The recent mass shooting at an Oregon community college has focused attention once again on how to secure expansive, multi-building institutions of learning that by their nature are designed to be open and accessible. The Oregon case and others have prompted many school officials to reexamine security measures to determine what combination of prevention and response can deter such violence, or at least limit injuries and the loss of life.

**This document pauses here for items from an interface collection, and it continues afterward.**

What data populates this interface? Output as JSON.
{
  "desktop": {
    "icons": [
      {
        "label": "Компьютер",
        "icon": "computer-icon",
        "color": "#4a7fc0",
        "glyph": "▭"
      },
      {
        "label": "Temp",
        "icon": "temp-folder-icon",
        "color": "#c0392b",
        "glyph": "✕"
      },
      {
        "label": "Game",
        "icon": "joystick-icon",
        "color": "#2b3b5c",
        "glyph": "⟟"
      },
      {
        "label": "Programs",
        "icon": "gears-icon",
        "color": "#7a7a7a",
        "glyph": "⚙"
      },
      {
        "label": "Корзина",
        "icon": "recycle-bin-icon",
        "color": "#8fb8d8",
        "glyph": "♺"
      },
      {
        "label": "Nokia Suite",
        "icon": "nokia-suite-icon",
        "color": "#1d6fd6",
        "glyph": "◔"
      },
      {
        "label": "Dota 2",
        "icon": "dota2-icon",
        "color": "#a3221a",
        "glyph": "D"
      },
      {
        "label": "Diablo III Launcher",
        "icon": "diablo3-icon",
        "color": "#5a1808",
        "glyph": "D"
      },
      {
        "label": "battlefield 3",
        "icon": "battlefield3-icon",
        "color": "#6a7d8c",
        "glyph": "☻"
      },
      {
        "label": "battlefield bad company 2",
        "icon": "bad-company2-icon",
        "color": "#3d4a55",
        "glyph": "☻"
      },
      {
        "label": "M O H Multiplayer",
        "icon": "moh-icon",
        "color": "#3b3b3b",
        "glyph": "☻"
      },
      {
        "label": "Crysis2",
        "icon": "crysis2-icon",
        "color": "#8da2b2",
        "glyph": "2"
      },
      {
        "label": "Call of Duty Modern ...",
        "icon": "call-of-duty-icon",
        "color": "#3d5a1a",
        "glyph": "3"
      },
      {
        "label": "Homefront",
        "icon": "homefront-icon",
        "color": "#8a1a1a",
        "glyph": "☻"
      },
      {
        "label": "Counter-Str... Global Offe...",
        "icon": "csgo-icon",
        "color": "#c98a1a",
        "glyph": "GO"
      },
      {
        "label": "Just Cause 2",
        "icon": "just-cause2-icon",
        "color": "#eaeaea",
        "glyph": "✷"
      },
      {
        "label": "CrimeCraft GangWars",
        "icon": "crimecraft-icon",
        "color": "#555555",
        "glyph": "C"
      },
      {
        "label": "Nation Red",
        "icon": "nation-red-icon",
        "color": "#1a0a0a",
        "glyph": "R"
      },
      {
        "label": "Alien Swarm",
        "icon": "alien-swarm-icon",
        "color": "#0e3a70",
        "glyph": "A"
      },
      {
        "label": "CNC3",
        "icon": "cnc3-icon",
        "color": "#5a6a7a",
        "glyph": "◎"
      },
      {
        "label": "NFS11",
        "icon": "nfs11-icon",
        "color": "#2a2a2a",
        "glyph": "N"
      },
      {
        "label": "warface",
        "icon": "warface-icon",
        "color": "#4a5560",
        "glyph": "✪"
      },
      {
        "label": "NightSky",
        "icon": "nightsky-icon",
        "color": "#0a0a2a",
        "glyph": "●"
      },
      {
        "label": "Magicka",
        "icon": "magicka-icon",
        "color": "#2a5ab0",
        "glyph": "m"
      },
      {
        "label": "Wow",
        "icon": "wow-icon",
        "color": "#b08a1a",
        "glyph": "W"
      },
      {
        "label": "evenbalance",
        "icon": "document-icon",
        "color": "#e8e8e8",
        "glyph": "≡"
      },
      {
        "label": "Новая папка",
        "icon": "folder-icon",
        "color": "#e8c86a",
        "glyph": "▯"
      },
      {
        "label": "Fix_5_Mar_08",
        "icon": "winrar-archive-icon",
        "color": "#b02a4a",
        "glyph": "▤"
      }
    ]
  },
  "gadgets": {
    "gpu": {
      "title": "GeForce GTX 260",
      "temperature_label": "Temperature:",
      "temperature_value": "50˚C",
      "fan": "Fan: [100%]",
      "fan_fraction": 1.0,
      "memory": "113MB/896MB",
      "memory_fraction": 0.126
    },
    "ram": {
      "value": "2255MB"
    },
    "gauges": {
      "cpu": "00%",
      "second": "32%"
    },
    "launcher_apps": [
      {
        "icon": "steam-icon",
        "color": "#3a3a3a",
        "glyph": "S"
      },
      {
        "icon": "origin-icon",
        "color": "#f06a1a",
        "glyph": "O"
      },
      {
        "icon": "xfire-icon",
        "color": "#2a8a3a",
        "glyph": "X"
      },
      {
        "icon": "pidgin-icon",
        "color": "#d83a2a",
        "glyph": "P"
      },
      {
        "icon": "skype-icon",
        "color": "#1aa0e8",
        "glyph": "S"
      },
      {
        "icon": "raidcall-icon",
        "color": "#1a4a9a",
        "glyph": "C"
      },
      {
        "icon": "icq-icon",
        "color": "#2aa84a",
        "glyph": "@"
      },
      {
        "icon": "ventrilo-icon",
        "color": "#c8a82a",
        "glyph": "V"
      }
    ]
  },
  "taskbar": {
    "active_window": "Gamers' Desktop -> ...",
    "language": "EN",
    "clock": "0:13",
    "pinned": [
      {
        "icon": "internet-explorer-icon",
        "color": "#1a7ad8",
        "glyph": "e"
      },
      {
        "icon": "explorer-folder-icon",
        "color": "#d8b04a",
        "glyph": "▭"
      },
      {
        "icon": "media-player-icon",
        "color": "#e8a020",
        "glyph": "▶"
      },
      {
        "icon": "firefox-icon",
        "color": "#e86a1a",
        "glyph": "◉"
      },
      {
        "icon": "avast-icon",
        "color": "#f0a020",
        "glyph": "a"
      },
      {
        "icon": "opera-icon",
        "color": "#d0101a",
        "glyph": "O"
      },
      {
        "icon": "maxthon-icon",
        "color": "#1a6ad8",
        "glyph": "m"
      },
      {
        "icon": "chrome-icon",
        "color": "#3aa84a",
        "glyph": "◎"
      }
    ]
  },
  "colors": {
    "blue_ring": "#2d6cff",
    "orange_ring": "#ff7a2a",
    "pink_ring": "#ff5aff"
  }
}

Gary Margolis, president and chief executive of Social Sentinel, a Vermont threat alert company, said campus officials understand that most students spend huge amounts of time in digital conversations. “Today, there is too much volume, to much information online to be effective in simply scanning sites themselves,” said Margolis, who formerly was police chief at the University of Vermont.  Social Sentinel alerts campus officials to threats shared publicly on social media, improving awareness of potential violence, self-harm, and harm waged against students, staff, and campus buildings and infrastructure.Read the LA Times press coverage here:  Colleges Take Another Look at Security.